Researchers often work with geographically referenced data. In comparative social demographic research it is very common to contrast populations across countries or regions. Biodemographers, on the other hand, often have information on the geographic habitat of animals or plants they study. One can represent this information in non-spatial tabular form and analyze it with standard statistical techniques that do not make use of the spatial information. However, by ignoring spatial information contained in the data, spatial relationships, spatial trends and spatial contextual effects remain unexplored and underutilized. Analyzing spatial data, geographical maps can help to get a first understanding of the data. But patterns in geographical maps may often not be significant because they are simply the outcome of the intrinsic variability of a phenomenon. Significance tests are hence crucial before jumping to conclusions. Modeling geographical data, the exclusion of spatial information can even lead to biases in the statistical models where some of the basic modeling assumptions may be violated. Therefore, understanding the spatial processes underlying the relationships of interest can improve overall knowledge of demographic events as well as improve the usefulness and applicability of statistical models.

The course will give an introduction to techniques and programs used in the field of Spatial Demography. It covers methods that are useful for social demographers as well as techniques that can be applied in biodemography. The course will start with an overview of concepts and theories used in Spatial Demography. This is followed by a brief introduction to Geographical Information Systems (GIS), spatial data files and the spatial libraries in the software package R. Course participants will then be getting an overview over tools of descriptive analysis and cartographic presentation as well as basic and advanced spatial modeling techniques. Thereby, methods to analyze vector data (e.g. countries, regions), point data (e.g. count data of human individuals, centroids of regions) and raster data (e.g. satellite images of land use) are covered. This includes Spatial Lag/Spatial Error Models, Spatial Multi-Level Models and Spatial Poisson Regression Models.

This course will be a practical course composed of one lecture, ten lab sessions and two classes where the participants present findings of mini research projects, which they carried out during the course. The course will be offered between the 5th of November 2013 and the 31st of January 2014. We will use the following software packages: R, Geoda, Quantum GIS. Attendance is limited to a maximum of 15 people. Students should plan to spend about 4-5 hours of work-time per week on this course.

Course prerequisites:
Participants should be familiar with basic multivariate analysis techniques (linear and logistic regression, test of significance, confidence intervals). Prior knowledge of Geographic Information Systems, spatial statistics and cartographic techniques is not required. Some basic knowledge of R is desirable, but not a prerequisite.

Students are expected to submit a mini-project upon completion of the course. For the project students can either analyze data related to their own research OR they can submit a project based on datasets that are provided by the course instructor.

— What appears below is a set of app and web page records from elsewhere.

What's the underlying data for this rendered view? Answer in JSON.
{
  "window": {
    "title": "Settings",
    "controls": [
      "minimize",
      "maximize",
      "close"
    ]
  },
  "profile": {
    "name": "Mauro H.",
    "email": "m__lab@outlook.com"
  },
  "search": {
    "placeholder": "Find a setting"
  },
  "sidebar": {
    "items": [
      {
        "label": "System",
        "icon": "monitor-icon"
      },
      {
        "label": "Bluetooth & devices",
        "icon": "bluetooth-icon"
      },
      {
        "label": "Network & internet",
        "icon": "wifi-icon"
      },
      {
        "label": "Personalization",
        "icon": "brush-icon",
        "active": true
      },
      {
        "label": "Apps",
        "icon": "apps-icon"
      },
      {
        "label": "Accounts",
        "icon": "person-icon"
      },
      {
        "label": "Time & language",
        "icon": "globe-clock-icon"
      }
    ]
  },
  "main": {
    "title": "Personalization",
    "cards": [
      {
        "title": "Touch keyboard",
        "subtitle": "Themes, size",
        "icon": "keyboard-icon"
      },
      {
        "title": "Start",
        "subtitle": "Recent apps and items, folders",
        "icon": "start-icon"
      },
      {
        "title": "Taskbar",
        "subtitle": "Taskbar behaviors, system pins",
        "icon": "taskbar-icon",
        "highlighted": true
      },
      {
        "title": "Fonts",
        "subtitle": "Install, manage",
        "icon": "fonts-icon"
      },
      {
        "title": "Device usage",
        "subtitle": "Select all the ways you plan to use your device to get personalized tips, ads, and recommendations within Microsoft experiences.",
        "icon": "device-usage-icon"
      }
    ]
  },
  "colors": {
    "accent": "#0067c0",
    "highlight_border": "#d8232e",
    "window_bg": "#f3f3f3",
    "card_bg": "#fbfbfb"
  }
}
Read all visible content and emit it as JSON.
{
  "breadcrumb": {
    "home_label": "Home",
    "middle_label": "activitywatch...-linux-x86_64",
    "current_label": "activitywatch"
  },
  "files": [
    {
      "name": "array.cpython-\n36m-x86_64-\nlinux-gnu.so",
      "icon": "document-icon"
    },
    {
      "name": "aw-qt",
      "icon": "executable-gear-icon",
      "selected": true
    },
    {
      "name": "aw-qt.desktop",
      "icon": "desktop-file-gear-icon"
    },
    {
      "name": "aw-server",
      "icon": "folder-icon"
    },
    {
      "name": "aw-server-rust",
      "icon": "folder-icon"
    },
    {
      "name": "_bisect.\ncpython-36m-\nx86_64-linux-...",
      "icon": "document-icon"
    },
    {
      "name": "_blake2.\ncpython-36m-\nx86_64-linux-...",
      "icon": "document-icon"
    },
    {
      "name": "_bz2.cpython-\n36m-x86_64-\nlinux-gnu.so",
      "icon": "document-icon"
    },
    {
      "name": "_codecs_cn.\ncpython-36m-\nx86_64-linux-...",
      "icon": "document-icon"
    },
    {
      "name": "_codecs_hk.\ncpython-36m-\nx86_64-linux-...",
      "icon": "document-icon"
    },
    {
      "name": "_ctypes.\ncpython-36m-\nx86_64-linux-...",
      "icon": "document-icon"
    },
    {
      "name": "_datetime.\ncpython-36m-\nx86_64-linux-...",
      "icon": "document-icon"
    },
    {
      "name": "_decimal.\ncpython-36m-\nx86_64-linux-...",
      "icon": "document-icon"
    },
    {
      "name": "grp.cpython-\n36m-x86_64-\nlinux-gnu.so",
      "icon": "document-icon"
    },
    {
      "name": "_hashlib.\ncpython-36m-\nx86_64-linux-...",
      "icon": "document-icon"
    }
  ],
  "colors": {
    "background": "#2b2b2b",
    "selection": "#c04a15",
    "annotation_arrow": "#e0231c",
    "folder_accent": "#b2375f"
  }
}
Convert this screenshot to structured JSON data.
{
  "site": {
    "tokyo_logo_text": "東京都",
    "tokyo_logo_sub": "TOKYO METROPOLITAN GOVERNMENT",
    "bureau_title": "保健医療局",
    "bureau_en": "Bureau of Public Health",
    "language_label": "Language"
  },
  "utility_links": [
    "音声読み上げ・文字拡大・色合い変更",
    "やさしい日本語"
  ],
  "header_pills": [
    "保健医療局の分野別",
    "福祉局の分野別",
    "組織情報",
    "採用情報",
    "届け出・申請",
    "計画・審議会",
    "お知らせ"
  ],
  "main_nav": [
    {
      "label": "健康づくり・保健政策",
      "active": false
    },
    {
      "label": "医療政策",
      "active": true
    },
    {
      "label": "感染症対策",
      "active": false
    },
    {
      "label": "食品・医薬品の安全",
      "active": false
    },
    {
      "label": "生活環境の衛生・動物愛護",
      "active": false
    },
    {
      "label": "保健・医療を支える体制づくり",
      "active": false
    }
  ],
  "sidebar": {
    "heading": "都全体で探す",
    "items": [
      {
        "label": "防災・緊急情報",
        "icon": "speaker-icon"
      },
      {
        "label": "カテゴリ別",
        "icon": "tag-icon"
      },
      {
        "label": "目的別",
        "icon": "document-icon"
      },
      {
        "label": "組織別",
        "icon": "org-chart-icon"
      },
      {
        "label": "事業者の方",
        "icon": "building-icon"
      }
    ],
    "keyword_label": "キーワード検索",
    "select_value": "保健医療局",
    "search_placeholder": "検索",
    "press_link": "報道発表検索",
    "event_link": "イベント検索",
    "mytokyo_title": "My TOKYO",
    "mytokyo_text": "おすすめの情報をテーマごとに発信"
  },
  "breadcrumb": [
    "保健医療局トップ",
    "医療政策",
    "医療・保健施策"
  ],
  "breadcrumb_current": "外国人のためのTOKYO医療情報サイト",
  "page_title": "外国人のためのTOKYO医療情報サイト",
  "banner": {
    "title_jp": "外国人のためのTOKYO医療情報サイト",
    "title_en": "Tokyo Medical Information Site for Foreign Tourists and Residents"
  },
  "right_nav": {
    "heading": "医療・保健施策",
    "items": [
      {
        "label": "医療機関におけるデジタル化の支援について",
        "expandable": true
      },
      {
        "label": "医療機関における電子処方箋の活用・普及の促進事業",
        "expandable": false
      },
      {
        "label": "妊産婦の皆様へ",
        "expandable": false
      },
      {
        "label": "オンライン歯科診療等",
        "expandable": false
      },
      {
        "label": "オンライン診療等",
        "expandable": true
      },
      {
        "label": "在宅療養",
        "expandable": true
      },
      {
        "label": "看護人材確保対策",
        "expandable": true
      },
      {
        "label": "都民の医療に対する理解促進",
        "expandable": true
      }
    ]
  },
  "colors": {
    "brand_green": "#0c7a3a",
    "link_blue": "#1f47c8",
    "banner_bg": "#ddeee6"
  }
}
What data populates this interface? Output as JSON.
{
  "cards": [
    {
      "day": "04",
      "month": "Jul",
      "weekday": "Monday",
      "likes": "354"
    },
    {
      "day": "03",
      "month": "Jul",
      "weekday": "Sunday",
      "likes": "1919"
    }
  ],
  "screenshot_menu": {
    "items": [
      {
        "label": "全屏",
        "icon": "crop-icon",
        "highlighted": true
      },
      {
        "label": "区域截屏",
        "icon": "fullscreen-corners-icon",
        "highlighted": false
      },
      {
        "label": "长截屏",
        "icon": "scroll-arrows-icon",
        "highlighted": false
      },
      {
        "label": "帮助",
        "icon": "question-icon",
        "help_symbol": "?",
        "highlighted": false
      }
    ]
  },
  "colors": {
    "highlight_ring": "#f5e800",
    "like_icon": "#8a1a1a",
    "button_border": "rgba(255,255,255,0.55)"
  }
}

Course material:
Lecture notes, material and datasets will be made available during the course.

General readings:
Anselin, L. (1988): Spatial Econometrics: Methods and Models. Dordrecht.
Anselin, L. (2005): Exploring Spatial Data with GeoDa : A Workbook. Urbana-Champaign.
Cressie, N. and C.K. Wikle (2011): Statistics for Spatio-Temporal Data. New York.
Tobler, W. (1970) A computer movie simulating urban growth in the Detroit region. Economic Geography, 46(2): 234-240.
Voss, P.V. (2007): Demography as a Spatial Social Science. In: Population Research and Policy Review 26: 457-476.

How to apply

For application instructions please visit the applications page